Stored dataset items
>>>>>

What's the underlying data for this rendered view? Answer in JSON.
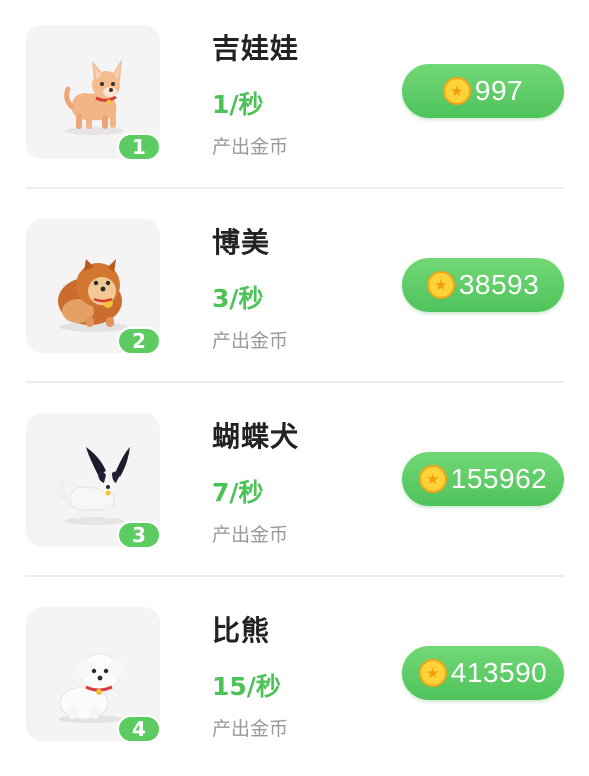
{
  "items": [
    {
      "name": "吉娃娃",
      "rate": "1/秒",
      "caption": "产出金币",
      "level": "1",
      "price": "997",
      "icon": "chihuahua-icon"
    },
    {
      "name": "博美",
      "rate": "3/秒",
      "caption": "产出金币",
      "level": "2",
      "price": "38593",
      "icon": "pomeranian-icon"
    },
    {
      "name": "蝴蝶犬",
      "rate": "7/秒",
      "caption": "产出金币",
      "level": "3",
      "price": "155962",
      "icon": "papillon-icon"
    },
    {
      "name": "比熊",
      "rate": "15/秒",
      "caption": "产出金币",
      "level": "4",
      "price": "413590",
      "icon": "bichon-icon"
    }
  ],
  "colors": {
    "accent": "#4cc259",
    "button": "#5ccb62",
    "coin": "#ffd23a"
  }
}
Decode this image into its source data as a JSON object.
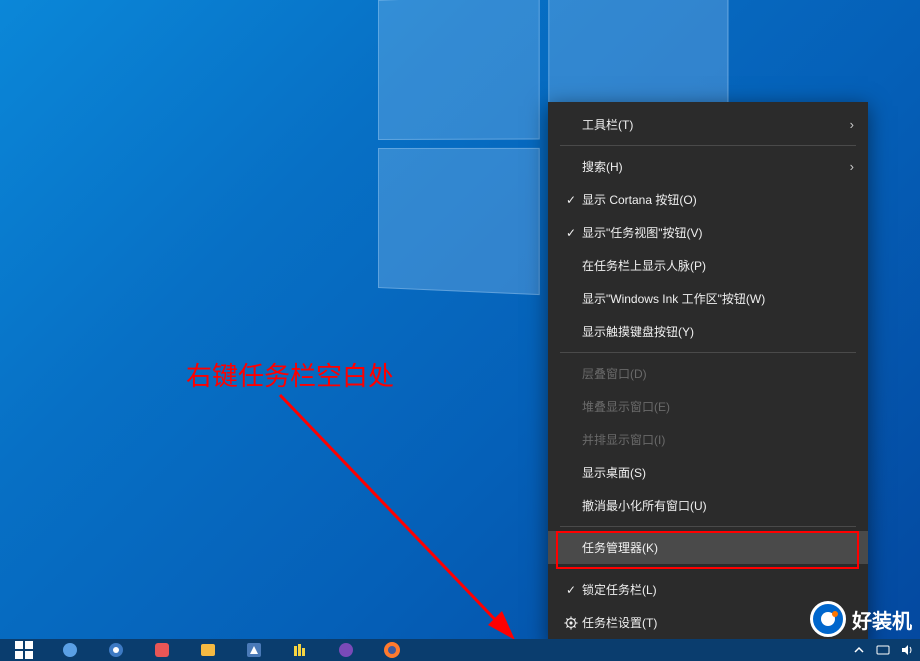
{
  "annotation": "右键任务栏空白处",
  "watermark": "好装机",
  "context_menu": {
    "items": [
      {
        "label": "工具栏(T)",
        "has_submenu": true
      },
      {
        "separator": true
      },
      {
        "label": "搜索(H)",
        "has_submenu": true
      },
      {
        "label": "显示 Cortana 按钮(O)",
        "checked": true
      },
      {
        "label": "显示\"任务视图\"按钮(V)",
        "checked": true
      },
      {
        "label": "在任务栏上显示人脉(P)"
      },
      {
        "label": "显示\"Windows Ink 工作区\"按钮(W)"
      },
      {
        "label": "显示触摸键盘按钮(Y)"
      },
      {
        "separator": true
      },
      {
        "label": "层叠窗口(D)",
        "disabled": true
      },
      {
        "label": "堆叠显示窗口(E)",
        "disabled": true
      },
      {
        "label": "并排显示窗口(I)",
        "disabled": true
      },
      {
        "label": "显示桌面(S)"
      },
      {
        "label": "撤消最小化所有窗口(U)"
      },
      {
        "separator": true
      },
      {
        "label": "任务管理器(K)",
        "highlighted": true
      },
      {
        "separator": true
      },
      {
        "label": "锁定任务栏(L)",
        "checked": true
      },
      {
        "label": "任务栏设置(T)",
        "icon": "gear"
      }
    ]
  },
  "colors": {
    "accent_red": "#ff0000",
    "menu_bg": "#2b2b2b",
    "menu_text": "#f0f0f0"
  }
}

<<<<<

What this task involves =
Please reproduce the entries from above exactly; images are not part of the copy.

Finished task =
What's the underlying data for this rendered view? Answer in JSON.
{
  "items": [
    {
      "name": "吉娃娃",
      "rate": "1/秒",
      "caption": "产出金币",
      "level": "1",
      "price": "997",
      "icon": "chihuahua-icon"
    },
    {
      "name": "博美",
      "rate": "3/秒",
      "caption": "产出金币",
      "level": "2",
      "price": "38593",
      "icon": "pomeranian-icon"
    },
    {
      "name": "蝴蝶犬",
      "rate": "7/秒",
      "caption": "产出金币",
      "level": "3",
      "price": "155962",
      "icon": "papillon-icon"
    },
    {
      "name": "比熊",
      "rate": "15/秒",
      "caption": "产出金币",
      "level": "4",
      "price": "413590",
      "icon": "bichon-icon"
    }
  ],
  "colors": {
    "accent": "#4cc259",
    "button": "#5ccb62",
    "coin": "#ffd23a"
  }
}
Decode this image into its source data as a JSON object.
{
  "annotation": "右键任务栏空白处",
  "watermark": "好装机",
  "context_menu": {
    "items": [
      {
        "label": "工具栏(T)",
        "has_submenu": true
      },
      {
        "separator": true
      },
      {
        "label": "搜索(H)",
        "has_submenu": true
      },
      {
        "label": "显示 Cortana 按钮(O)",
        "checked": true
      },
      {
        "label": "显示\"任务视图\"按钮(V)",
        "checked": true
      },
      {
        "label": "在任务栏上显示人脉(P)"
      },
      {
        "label": "显示\"Windows Ink 工作区\"按钮(W)"
      },
      {
        "label": "显示触摸键盘按钮(Y)"
      },
      {
        "separator": true
      },
      {
        "label": "层叠窗口(D)",
        "disabled": true
      },
      {
        "label": "堆叠显示窗口(E)",
        "disabled": true
      },
      {
        "label": "并排显示窗口(I)",
        "disabled": true
      },
      {
        "label": "显示桌面(S)"
      },
      {
        "label": "撤消最小化所有窗口(U)"
      },
      {
        "separator": true
      },
      {
        "label": "任务管理器(K)",
        "highlighted": true
      },
      {
        "separator": true
      },
      {
        "label": "锁定任务栏(L)",
        "checked": true
      },
      {
        "label": "任务栏设置(T)",
        "icon": "gear"
      }
    ]
  },
  "colors": {
    "accent_red": "#ff0000",
    "menu_bg": "#2b2b2b",
    "menu_text": "#f0f0f0"
  }
}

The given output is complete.